- What you need to do:
With pictures removed, output every record below exactly as written.

Data entries
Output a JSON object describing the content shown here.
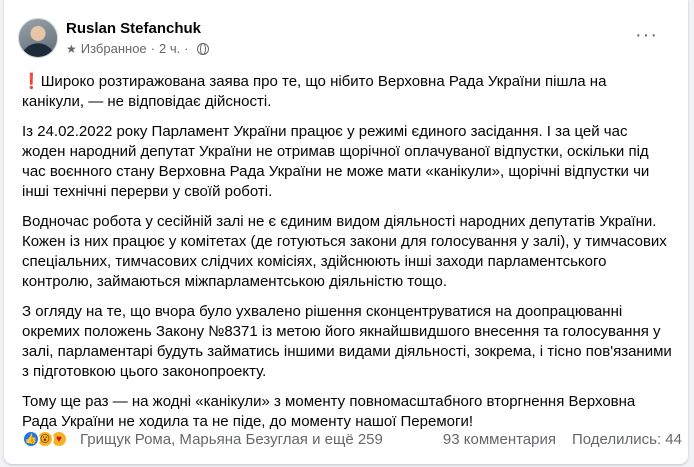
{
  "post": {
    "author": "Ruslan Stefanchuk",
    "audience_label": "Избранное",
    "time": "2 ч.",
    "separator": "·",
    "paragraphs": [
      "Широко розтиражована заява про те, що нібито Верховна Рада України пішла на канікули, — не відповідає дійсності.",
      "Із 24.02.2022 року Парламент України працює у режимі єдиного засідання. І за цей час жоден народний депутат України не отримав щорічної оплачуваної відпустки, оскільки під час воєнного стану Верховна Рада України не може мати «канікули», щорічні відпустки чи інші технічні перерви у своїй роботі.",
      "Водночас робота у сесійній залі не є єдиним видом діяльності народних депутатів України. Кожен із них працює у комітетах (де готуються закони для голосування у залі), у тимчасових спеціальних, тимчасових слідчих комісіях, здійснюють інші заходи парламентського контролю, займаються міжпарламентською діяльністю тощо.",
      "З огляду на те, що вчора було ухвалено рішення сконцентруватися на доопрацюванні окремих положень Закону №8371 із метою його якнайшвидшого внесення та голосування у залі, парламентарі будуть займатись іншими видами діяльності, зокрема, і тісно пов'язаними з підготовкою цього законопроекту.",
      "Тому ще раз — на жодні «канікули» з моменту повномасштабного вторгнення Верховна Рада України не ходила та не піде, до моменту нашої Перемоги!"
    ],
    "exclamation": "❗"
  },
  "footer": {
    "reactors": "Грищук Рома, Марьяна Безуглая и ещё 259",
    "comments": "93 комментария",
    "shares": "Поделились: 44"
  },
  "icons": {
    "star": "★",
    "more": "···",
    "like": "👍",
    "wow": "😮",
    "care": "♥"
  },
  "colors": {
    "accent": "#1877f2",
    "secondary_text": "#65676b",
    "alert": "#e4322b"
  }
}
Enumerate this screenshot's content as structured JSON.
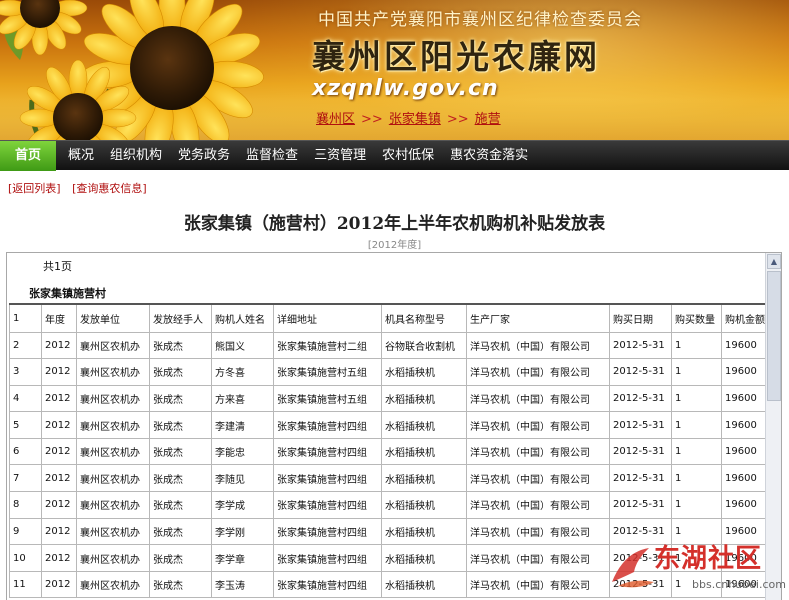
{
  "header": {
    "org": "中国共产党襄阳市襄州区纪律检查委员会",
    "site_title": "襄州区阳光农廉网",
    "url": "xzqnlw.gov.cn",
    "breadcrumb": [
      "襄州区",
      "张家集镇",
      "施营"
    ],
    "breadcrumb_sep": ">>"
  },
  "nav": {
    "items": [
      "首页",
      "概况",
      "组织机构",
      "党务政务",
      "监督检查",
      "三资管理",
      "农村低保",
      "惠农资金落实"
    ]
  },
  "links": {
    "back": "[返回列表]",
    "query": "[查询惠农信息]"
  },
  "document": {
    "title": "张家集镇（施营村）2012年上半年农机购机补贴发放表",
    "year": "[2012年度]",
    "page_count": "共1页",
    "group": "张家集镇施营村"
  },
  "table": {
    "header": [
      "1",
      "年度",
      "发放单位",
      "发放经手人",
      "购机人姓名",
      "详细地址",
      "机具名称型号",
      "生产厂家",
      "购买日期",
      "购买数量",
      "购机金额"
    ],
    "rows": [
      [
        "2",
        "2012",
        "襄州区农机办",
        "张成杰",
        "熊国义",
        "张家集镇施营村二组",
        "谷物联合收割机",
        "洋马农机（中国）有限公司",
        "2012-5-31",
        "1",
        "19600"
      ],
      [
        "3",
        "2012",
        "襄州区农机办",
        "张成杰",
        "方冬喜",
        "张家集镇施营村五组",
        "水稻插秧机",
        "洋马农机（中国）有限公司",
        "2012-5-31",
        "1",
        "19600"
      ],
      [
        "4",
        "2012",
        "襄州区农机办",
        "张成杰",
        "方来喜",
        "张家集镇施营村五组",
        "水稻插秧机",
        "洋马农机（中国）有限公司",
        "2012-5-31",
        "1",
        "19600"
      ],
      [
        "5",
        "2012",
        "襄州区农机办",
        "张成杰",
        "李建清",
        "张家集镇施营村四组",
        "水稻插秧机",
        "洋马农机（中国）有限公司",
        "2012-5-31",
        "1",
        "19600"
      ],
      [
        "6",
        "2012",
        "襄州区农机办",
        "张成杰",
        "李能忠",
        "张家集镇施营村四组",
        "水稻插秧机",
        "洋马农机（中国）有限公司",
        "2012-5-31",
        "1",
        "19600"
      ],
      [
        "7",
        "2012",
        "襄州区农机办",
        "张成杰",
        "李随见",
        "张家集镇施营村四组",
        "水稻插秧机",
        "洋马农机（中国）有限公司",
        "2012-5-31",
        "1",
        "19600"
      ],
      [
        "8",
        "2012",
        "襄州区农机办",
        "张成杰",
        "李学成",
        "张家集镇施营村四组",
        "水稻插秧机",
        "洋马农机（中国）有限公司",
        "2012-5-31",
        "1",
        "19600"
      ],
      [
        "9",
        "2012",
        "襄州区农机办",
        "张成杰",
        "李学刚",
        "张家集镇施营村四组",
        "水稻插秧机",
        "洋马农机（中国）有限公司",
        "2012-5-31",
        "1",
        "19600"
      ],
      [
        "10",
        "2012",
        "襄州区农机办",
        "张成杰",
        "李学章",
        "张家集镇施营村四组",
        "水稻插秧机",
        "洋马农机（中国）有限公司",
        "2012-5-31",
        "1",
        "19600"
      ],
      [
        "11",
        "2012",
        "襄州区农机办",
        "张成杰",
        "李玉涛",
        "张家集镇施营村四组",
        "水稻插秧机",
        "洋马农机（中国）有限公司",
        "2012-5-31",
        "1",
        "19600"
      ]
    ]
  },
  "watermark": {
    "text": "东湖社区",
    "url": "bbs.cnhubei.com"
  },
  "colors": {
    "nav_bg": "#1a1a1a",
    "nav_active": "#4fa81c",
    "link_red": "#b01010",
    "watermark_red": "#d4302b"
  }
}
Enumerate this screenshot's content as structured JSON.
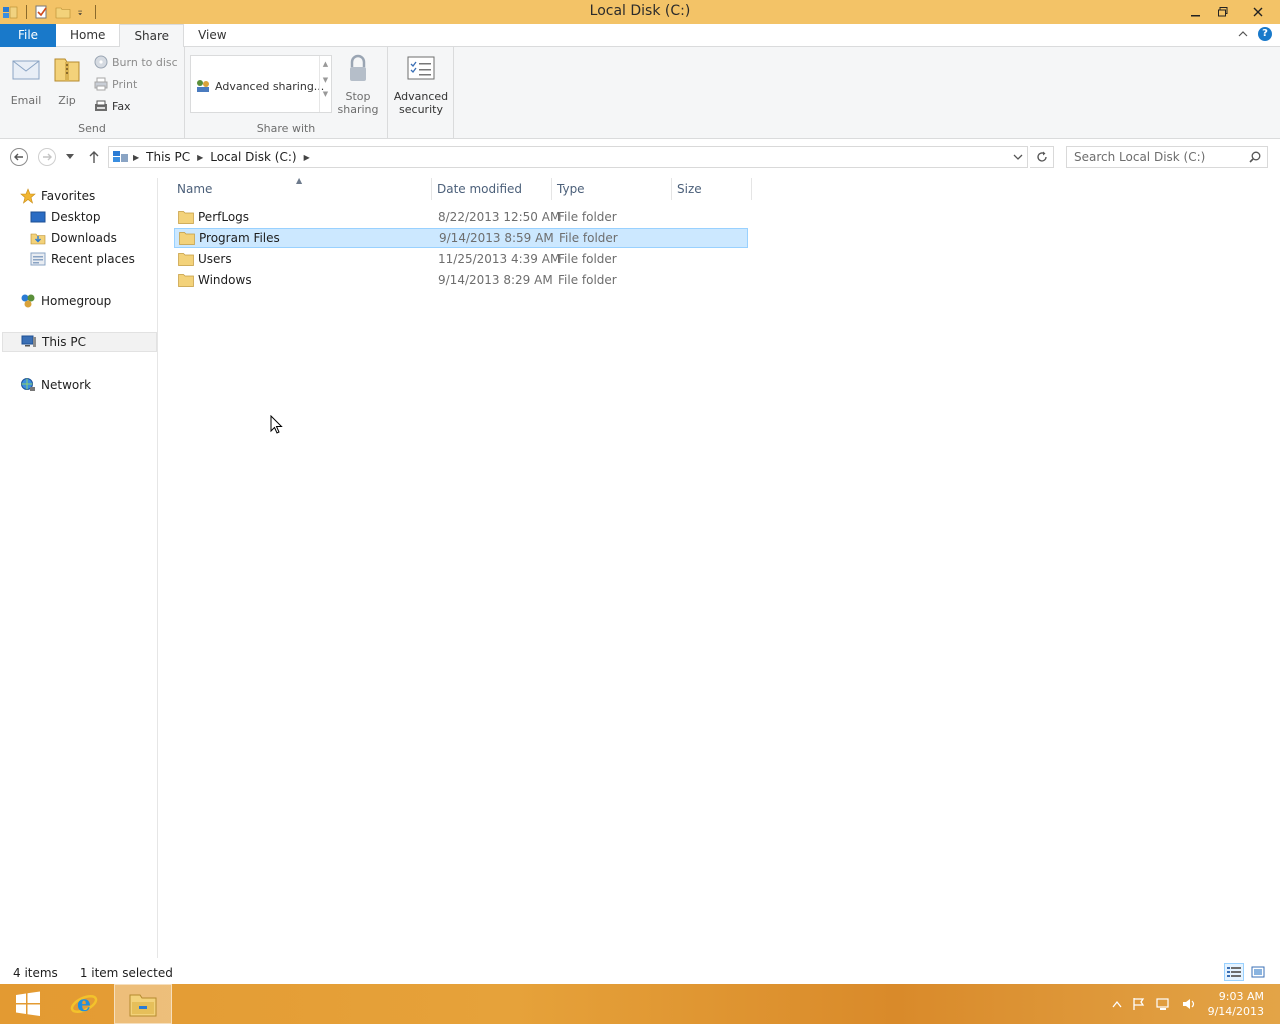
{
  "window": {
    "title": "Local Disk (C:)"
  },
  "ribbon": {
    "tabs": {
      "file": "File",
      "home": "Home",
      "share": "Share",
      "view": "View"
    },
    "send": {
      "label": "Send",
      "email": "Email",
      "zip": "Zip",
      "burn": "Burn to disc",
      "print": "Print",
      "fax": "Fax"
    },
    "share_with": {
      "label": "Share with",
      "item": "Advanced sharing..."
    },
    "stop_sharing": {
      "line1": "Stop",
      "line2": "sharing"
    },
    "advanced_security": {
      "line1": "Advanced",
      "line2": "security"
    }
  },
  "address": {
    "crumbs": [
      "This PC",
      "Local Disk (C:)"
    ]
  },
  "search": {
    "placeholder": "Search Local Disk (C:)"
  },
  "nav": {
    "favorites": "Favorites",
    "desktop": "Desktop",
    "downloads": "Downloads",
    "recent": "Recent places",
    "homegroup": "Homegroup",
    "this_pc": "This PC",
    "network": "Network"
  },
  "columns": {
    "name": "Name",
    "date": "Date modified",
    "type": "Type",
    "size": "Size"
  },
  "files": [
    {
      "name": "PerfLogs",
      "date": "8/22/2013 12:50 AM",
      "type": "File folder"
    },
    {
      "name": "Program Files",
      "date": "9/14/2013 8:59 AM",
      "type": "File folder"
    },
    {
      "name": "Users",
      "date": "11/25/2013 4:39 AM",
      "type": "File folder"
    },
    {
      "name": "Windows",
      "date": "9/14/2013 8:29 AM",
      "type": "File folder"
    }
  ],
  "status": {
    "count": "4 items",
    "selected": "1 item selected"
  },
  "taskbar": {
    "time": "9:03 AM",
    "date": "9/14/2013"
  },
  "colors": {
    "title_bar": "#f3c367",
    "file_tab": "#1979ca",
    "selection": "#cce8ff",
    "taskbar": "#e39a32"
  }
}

- Expected output:
Output a JSON object describing the content shown here.
{
  "post": {
    "author": "Ruslan Stefanchuk",
    "audience_label": "Избранное",
    "time": "2 ч.",
    "separator": "·",
    "paragraphs": [
      "Широко розтиражована заява про те, що нібито Верховна Рада України пішла на канікули, — не відповідає дійсності.",
      "Із 24.02.2022 року Парламент України працює у режимі єдиного засідання. І за цей час жоден народний депутат України не отримав щорічної оплачуваної відпустки, оскільки під час воєнного стану Верховна Рада України не може мати «канікули», щорічні відпустки чи інші технічні перерви у своїй роботі.",
      "Водночас робота у сесійній залі не є єдиним видом діяльності народних депутатів України. Кожен із них працює у комітетах (де готуються закони для голосування у залі), у тимчасових спеціальних, тимчасових слідчих комісіях, здійснюють інші заходи парламентського контролю, займаються міжпарламентською діяльністю тощо.",
      "З огляду на те, що вчора було ухвалено рішення сконцентруватися на доопрацюванні окремих положень Закону №8371 із метою його якнайшвидшого внесення та голосування у залі, парламентарі будуть займатись іншими видами діяльності, зокрема, і тісно пов'язаними з підготовкою цього законопроекту.",
      "Тому ще раз — на жодні «канікули» з моменту повномасштабного вторгнення Верховна Рада України не ходила та не піде, до моменту нашої Перемоги!"
    ],
    "exclamation": "❗"
  },
  "footer": {
    "reactors": "Грищук Рома, Марьяна Безуглая и ещё 259",
    "comments": "93 комментария",
    "shares": "Поделились: 44"
  },
  "icons": {
    "star": "★",
    "more": "···",
    "like": "👍",
    "wow": "😮",
    "care": "♥"
  },
  "colors": {
    "accent": "#1877f2",
    "secondary_text": "#65676b",
    "alert": "#e4322b"
  }
}
Enumerate this screenshot's content as structured JSON.
{
  "header": {
    "org": "中国共产党襄阳市襄州区纪律检查委员会",
    "site_title": "襄州区阳光农廉网",
    "url": "xzqnlw.gov.cn",
    "breadcrumb": [
      "襄州区",
      "张家集镇",
      "施营"
    ],
    "breadcrumb_sep": ">>"
  },
  "nav": {
    "items": [
      "首页",
      "概况",
      "组织机构",
      "党务政务",
      "监督检查",
      "三资管理",
      "农村低保",
      "惠农资金落实"
    ]
  },
  "links": {
    "back": "[返回列表]",
    "query": "[查询惠农信息]"
  },
  "document": {
    "title": "张家集镇（施营村）2012年上半年农机购机补贴发放表",
    "year": "[2012年度]",
    "page_count": "共1页",
    "group": "张家集镇施营村"
  },
  "table": {
    "header": [
      "1",
      "年度",
      "发放单位",
      "发放经手人",
      "购机人姓名",
      "详细地址",
      "机具名称型号",
      "生产厂家",
      "购买日期",
      "购买数量",
      "购机金额"
    ],
    "rows": [
      [
        "2",
        "2012",
        "襄州区农机办",
        "张成杰",
        "熊国义",
        "张家集镇施营村二组",
        "谷物联合收割机",
        "洋马农机（中国）有限公司",
        "2012-5-31",
        "1",
        "19600"
      ],
      [
        "3",
        "2012",
        "襄州区农机办",
        "张成杰",
        "方冬喜",
        "张家集镇施营村五组",
        "水稻插秧机",
        "洋马农机（中国）有限公司",
        "2012-5-31",
        "1",
        "19600"
      ],
      [
        "4",
        "2012",
        "襄州区农机办",
        "张成杰",
        "方来喜",
        "张家集镇施营村五组",
        "水稻插秧机",
        "洋马农机（中国）有限公司",
        "2012-5-31",
        "1",
        "19600"
      ],
      [
        "5",
        "2012",
        "襄州区农机办",
        "张成杰",
        "李建清",
        "张家集镇施营村四组",
        "水稻插秧机",
        "洋马农机（中国）有限公司",
        "2012-5-31",
        "1",
        "19600"
      ],
      [
        "6",
        "2012",
        "襄州区农机办",
        "张成杰",
        "李能忠",
        "张家集镇施营村四组",
        "水稻插秧机",
        "洋马农机（中国）有限公司",
        "2012-5-31",
        "1",
        "19600"
      ],
      [
        "7",
        "2012",
        "襄州区农机办",
        "张成杰",
        "李随见",
        "张家集镇施营村四组",
        "水稻插秧机",
        "洋马农机（中国）有限公司",
        "2012-5-31",
        "1",
        "19600"
      ],
      [
        "8",
        "2012",
        "襄州区农机办",
        "张成杰",
        "李学成",
        "张家集镇施营村四组",
        "水稻插秧机",
        "洋马农机（中国）有限公司",
        "2012-5-31",
        "1",
        "19600"
      ],
      [
        "9",
        "2012",
        "襄州区农机办",
        "张成杰",
        "李学刚",
        "张家集镇施营村四组",
        "水稻插秧机",
        "洋马农机（中国）有限公司",
        "2012-5-31",
        "1",
        "19600"
      ],
      [
        "10",
        "2012",
        "襄州区农机办",
        "张成杰",
        "李学章",
        "张家集镇施营村四组",
        "水稻插秧机",
        "洋马农机（中国）有限公司",
        "2012-5-31",
        "1",
        "19600"
      ],
      [
        "11",
        "2012",
        "襄州区农机办",
        "张成杰",
        "李玉涛",
        "张家集镇施营村四组",
        "水稻插秧机",
        "洋马农机（中国）有限公司",
        "2012-5-31",
        "1",
        "19600"
      ]
    ]
  },
  "watermark": {
    "text": "东湖社区",
    "url": "bbs.cnhubei.com"
  },
  "colors": {
    "nav_bg": "#1a1a1a",
    "nav_active": "#4fa81c",
    "link_red": "#b01010",
    "watermark_red": "#d4302b"
  }
}
Enumerate this screenshot's content as structured JSON.
{
  "window": {
    "title": "Local Disk (C:)"
  },
  "ribbon": {
    "tabs": {
      "file": "File",
      "home": "Home",
      "share": "Share",
      "view": "View"
    },
    "send": {
      "label": "Send",
      "email": "Email",
      "zip": "Zip",
      "burn": "Burn to disc",
      "print": "Print",
      "fax": "Fax"
    },
    "share_with": {
      "label": "Share with",
      "item": "Advanced sharing..."
    },
    "stop_sharing": {
      "line1": "Stop",
      "line2": "sharing"
    },
    "advanced_security": {
      "line1": "Advanced",
      "line2": "security"
    }
  },
  "address": {
    "crumbs": [
      "This PC",
      "Local Disk (C:)"
    ]
  },
  "search": {
    "placeholder": "Search Local Disk (C:)"
  },
  "nav": {
    "favorites": "Favorites",
    "desktop": "Desktop",
    "downloads": "Downloads",
    "recent": "Recent places",
    "homegroup": "Homegroup",
    "this_pc": "This PC",
    "network": "Network"
  },
  "columns": {
    "name": "Name",
    "date": "Date modified",
    "type": "Type",
    "size": "Size"
  },
  "files": [
    {
      "name": "PerfLogs",
      "date": "8/22/2013 12:50 AM",
      "type": "File folder"
    },
    {
      "name": "Program Files",
      "date": "9/14/2013 8:59 AM",
      "type": "File folder"
    },
    {
      "name": "Users",
      "date": "11/25/2013 4:39 AM",
      "type": "File folder"
    },
    {
      "name": "Windows",
      "date": "9/14/2013 8:29 AM",
      "type": "File folder"
    }
  ],
  "status": {
    "count": "4 items",
    "selected": "1 item selected"
  },
  "taskbar": {
    "time": "9:03 AM",
    "date": "9/14/2013"
  },
  "colors": {
    "title_bar": "#f3c367",
    "file_tab": "#1979ca",
    "selection": "#cce8ff",
    "taskbar": "#e39a32"
  }
}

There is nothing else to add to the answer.